Kyte, Brian G. (Chemistry)
Mauch, Holger (Computer Science)
McGlamery, Merrill H.
McNesky, Justin B (Social Sciences)
Meigs-Friend, Gaia (Environmental Studies)
Mezey, Eugene J. (Inorganic Chemistry, Chemical Engineering)
Michelsohn, Moses J. (Biology)
Mitchell, Kristen Ann (Marine Biology)
Muller, Jennifer K. (Toxicology, Marine Biology)
Nosach, Courtney R. (Marine Biology)
Odell, Jessica L. (Biology)
Olson, Grant L. (Marine Ecology)
Ormsby, Alison A. (Environmental Education)
Randle, Noura J. (Marine geology)
Reichert, Emily J. (Biology)
Richards, Travis M. (Marine Biology)
Rinker, Bruce H. (Forest Ecology) 
Roberts, Gina M. (Biochemistry)
Ross, Ira F.
Santee, Amy L. (Anthropology)
Schmidt, Kimberly E. (Marine Biology)
Schwing, Patrick T. (Physical & Earth Sciences)
Simard, Peter, A. (Marine Mammalogy))
Smith, Nancy F. (Marine Ecology, Marine Parasitology)
Soli, Alan L. (Chemistry)
Sunderman, Stephanie (Marine Biology)
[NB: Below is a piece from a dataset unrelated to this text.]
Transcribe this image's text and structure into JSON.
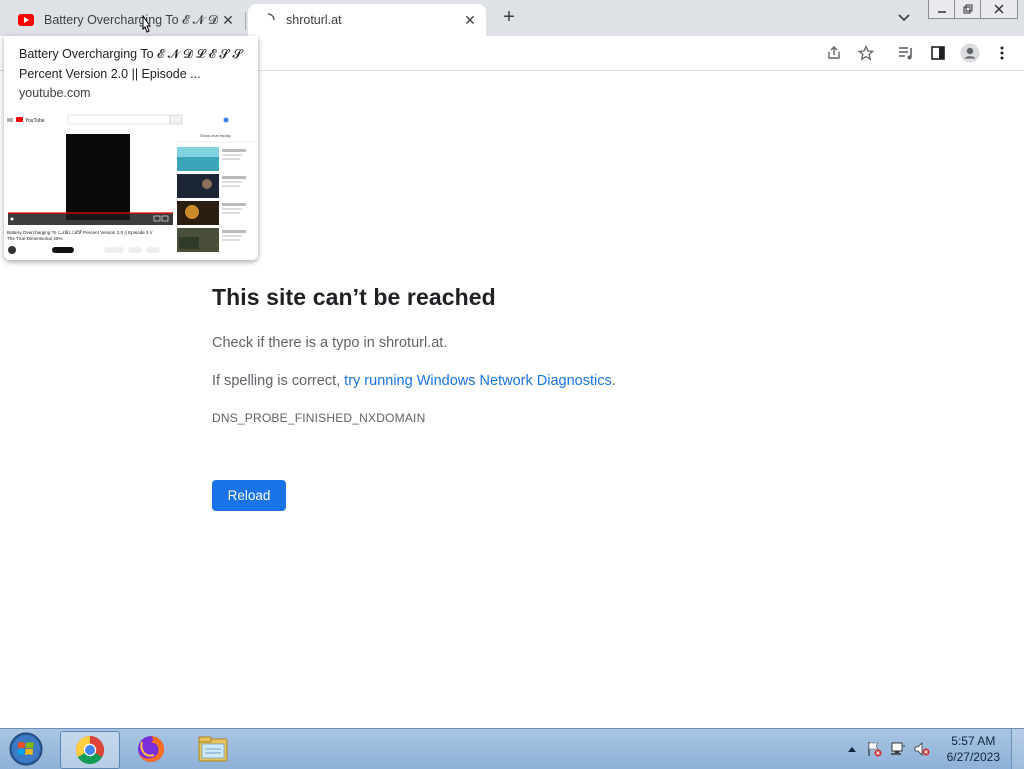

Thornton, Bridget L. (Marine Biology)
Voss, Joshua D. (Coral Reef Ecology)
Walsh, James A. (Organic Chemistry, Physical Chemistry)
Warner, Megan C. (Biology)
Westman, Jack C. (Child Psychiatry)
Wetzel, Laura R. (Marine Geophysics)
Wilcox, Christie L.  (Marine Ecology)
Yeager, Lauren A. (Ecology)